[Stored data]
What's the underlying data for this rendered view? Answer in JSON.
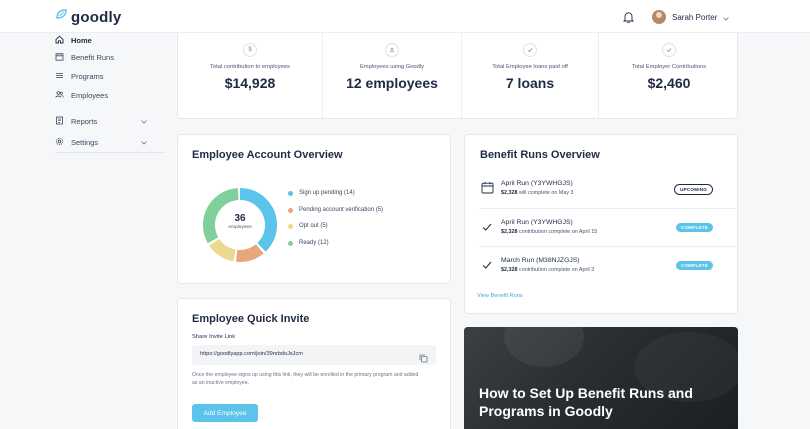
{
  "header": {
    "logo_text": "goodly",
    "user_name": "Sarah Porter"
  },
  "sidebar": {
    "items": [
      {
        "label": "Home",
        "icon": "home-icon"
      },
      {
        "label": "Benefit Runs",
        "icon": "calendar-icon"
      },
      {
        "label": "Programs",
        "icon": "list-icon"
      },
      {
        "label": "Employees",
        "icon": "users-icon"
      },
      {
        "label": "Reports",
        "icon": "report-icon"
      },
      {
        "label": "Settings",
        "icon": "gear-icon"
      }
    ]
  },
  "stats": [
    {
      "label": "Total contribution to employees",
      "value": "$14,928",
      "icon": "$"
    },
    {
      "label": "Employees using Goodly",
      "value": "12 employees",
      "icon": "person-icon"
    },
    {
      "label": "Total Employee loans paid off",
      "value": "7 loans",
      "icon": "check-icon"
    },
    {
      "label": "Total Employer Contributions",
      "value": "$2,460",
      "icon": "check-icon"
    }
  ],
  "overview": {
    "title": "Employee Account Overview",
    "center_value": "36",
    "center_label": "employees",
    "legend": [
      {
        "label": "Sign up pending (14)",
        "count": 14,
        "color": "#5cc3ea"
      },
      {
        "label": "Pending account verification (5)",
        "count": 5,
        "color": "#e8a77a"
      },
      {
        "label": "Opt out (5)",
        "count": 5,
        "color": "#ead98e"
      },
      {
        "label": "Ready (12)",
        "count": 12,
        "color": "#7fd09a"
      }
    ]
  },
  "runs": {
    "title": "Benefit Runs Overview",
    "items": [
      {
        "title": "April Run (Y3YWHGJS)",
        "amount": "$2,328",
        "sub": " will complete on May 3",
        "badge": "UPCOMING",
        "status": "upcoming",
        "icon": "calendar-icon"
      },
      {
        "title": "April Run (Y3YWHGJS)",
        "amount": "$2,328",
        "sub": " contribution complete on April 15",
        "badge": "COMPLETE",
        "status": "complete",
        "icon": "check-icon"
      },
      {
        "title": "March Run (M38NJZGJS)",
        "amount": "$2,328",
        "sub": " contribution complete on April 3",
        "badge": "COMPLETE",
        "status": "complete",
        "icon": "check-icon"
      }
    ],
    "view_link": "View Benefit Runs"
  },
  "invite": {
    "title": "Employee Quick Invite",
    "share_label": "Share Invite Link",
    "url": "https://goodlyapp.com/join/39nrbdoJsJcm",
    "note": "Once the employee signs up using this link, they will be enrolled in the primary program and added as an inactive employee.",
    "button": "Add Employee"
  },
  "promo": {
    "title": "How to Set Up Benefit Runs and Programs in Goodly"
  },
  "colors": {
    "accent": "#5cc3ea",
    "text": "#1f2a44"
  }
}
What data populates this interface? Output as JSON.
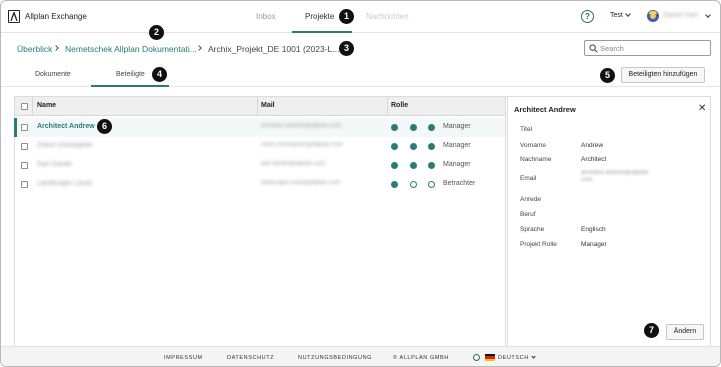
{
  "app": {
    "title": "Allplan Exchange"
  },
  "nav": {
    "tabs": [
      "Inbox",
      "Projekte",
      "Nachrichten"
    ],
    "active": "Projekte"
  },
  "header": {
    "workspace": "Test",
    "user": "Daniel Hart"
  },
  "badges": [
    "1",
    "2",
    "3",
    "4",
    "5",
    "6",
    "7"
  ],
  "breadcrumb": {
    "items": [
      "Überblick",
      "Nemetschek Allplan Dokumentati...",
      "Archix_Projekt_DE 1001 (2023-L..."
    ]
  },
  "search": {
    "placeholder": "Search"
  },
  "subtabs": {
    "items": [
      "Dokumente",
      "Beteiligte"
    ],
    "active": "Beteiligte"
  },
  "actions": {
    "add_participant": "Beteiligten hinzufügen",
    "edit": "Ändern"
  },
  "table": {
    "columns": [
      "Name",
      "Mail",
      "Rolle"
    ],
    "rows": [
      {
        "name": "Architect Andrew",
        "mail": "architect.andrew@allplan.com",
        "roles": [
          true,
          true,
          true
        ],
        "role": "Manager",
        "selected": true
      },
      {
        "name": "Client Christopher",
        "mail": "client.christopher@allplan.com",
        "roles": [
          true,
          true,
          true
        ],
        "role": "Manager",
        "selected": false
      },
      {
        "name": "Dan Daniel",
        "mail": "dan.daniel@allplan.com",
        "roles": [
          true,
          true,
          true
        ],
        "role": "Manager",
        "selected": false
      },
      {
        "name": "Landscape Lucas",
        "mail": "landscape.lucas@allplan.com",
        "roles": [
          true,
          false,
          false
        ],
        "role": "Betrachter",
        "selected": false
      }
    ]
  },
  "detail": {
    "title": "Architect Andrew",
    "fields": [
      {
        "label": "Titel",
        "value": ""
      },
      {
        "label": "Vorname",
        "value": "Andrew"
      },
      {
        "label": "Nachname",
        "value": "Architect"
      },
      {
        "label": "Email",
        "value": "architect.andrew@allplan.com"
      },
      {
        "label": "Anrede",
        "value": ""
      },
      {
        "label": "Beruf",
        "value": ""
      },
      {
        "label": "Sprache",
        "value": "Englisch"
      },
      {
        "label": "Projekt Rolle",
        "value": "Manager"
      }
    ]
  },
  "footer": {
    "links": [
      "IMPRESSUM",
      "DATENSCHUTZ",
      "NUTZUNGSBEDINGUNG",
      "© ALLPLAN GMBH"
    ],
    "language": "DEUTSCH"
  },
  "colors": {
    "accent": "#2a7a78",
    "badge": "#111111"
  }
}
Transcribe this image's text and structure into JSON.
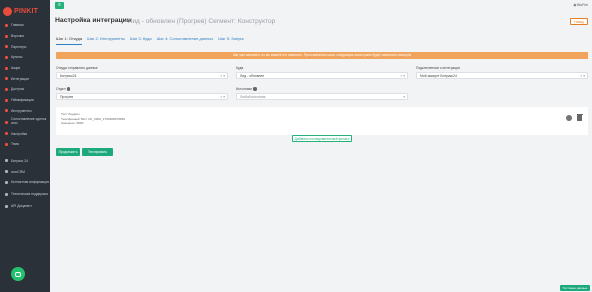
{
  "sidebar": {
    "logo_text": "PINKIT",
    "items": [
      {
        "label": "Главная",
        "icon": "home-icon"
      },
      {
        "label": "Воронки",
        "icon": "funnel-icon"
      },
      {
        "label": "Партнеры",
        "icon": "partners-icon"
      },
      {
        "label": "Купоны",
        "icon": "coupon-icon"
      },
      {
        "label": "Акции",
        "icon": "promo-icon"
      },
      {
        "label": "Интеграции",
        "icon": "integrations-icon"
      },
      {
        "label": "Доступы",
        "icon": "access-icon"
      },
      {
        "label": "Геймификация",
        "icon": "game-icon"
      },
      {
        "label": "Инструменты",
        "icon": "tools-icon"
      },
      {
        "label": "Сопоставление сделок amo",
        "icon": "match-icon"
      },
      {
        "label": "Настройки",
        "icon": "settings-icon"
      },
      {
        "label": "Тема",
        "icon": "theme-icon"
      }
    ],
    "secondary": [
      {
        "label": "Битрикс 24"
      },
      {
        "label": "amoCRM"
      },
      {
        "label": "Контактная информация"
      },
      {
        "label": "Техническая поддержка"
      },
      {
        "label": "API Документ"
      }
    ]
  },
  "topbar": {
    "menu_icon": "menu-icon",
    "user_label": "BioFire"
  },
  "header": {
    "title": "Настройка интеграции",
    "subtitle": "Лид - обновлен (Прогрев) Сегмент: Конструктор",
    "back_label": "Назад"
  },
  "tabs": [
    {
      "label": "Шаг 1: Откуда",
      "active": true
    },
    {
      "label": "Шаг 2: Инструменты",
      "active": false
    },
    {
      "label": "Шаг 3: Куда",
      "active": false
    },
    {
      "label": "Шаг 4: Сопоставление данных",
      "active": false
    },
    {
      "label": "Шаг 5: Запуск",
      "active": false
    }
  ],
  "alert": "Шаг уже заполнен, но вы можете его изменить. При изменении шага, следующие шаги нужно будет заполнить повторно",
  "form": {
    "source_label": "Откуда отправлять данные",
    "source_value": "Битрикс24",
    "where_label": "Куда",
    "where_value": "Лид - обновлен",
    "account_label": "Подключенные к интеграции",
    "account_value": "Мой аккаунт Битрикс24",
    "funnel_label": "Отдел",
    "funnel_value": "Прогрев",
    "src2_label": "Источники",
    "src2_value": "Любой источник"
  },
  "record": {
    "line1": "Тест Лидеры",
    "line2": "Телефонный ТЕст UF_CRM_1705208978065",
    "line3": "Значение: 5800"
  },
  "actions": {
    "add_label": "Добавить последовательный фильтр",
    "save_label": "Продолжить",
    "check_label": "Тестировать",
    "corner_label": "Тестовые данные"
  }
}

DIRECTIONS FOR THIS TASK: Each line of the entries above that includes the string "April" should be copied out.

TASK SOLUTION:
        "title": "April Run (Y3YWHGJS)",
        "title": "April Run (Y3YWHGJS)",
        "sub": " contribution complete on April 15",
        "sub": " contribution complete on April 3",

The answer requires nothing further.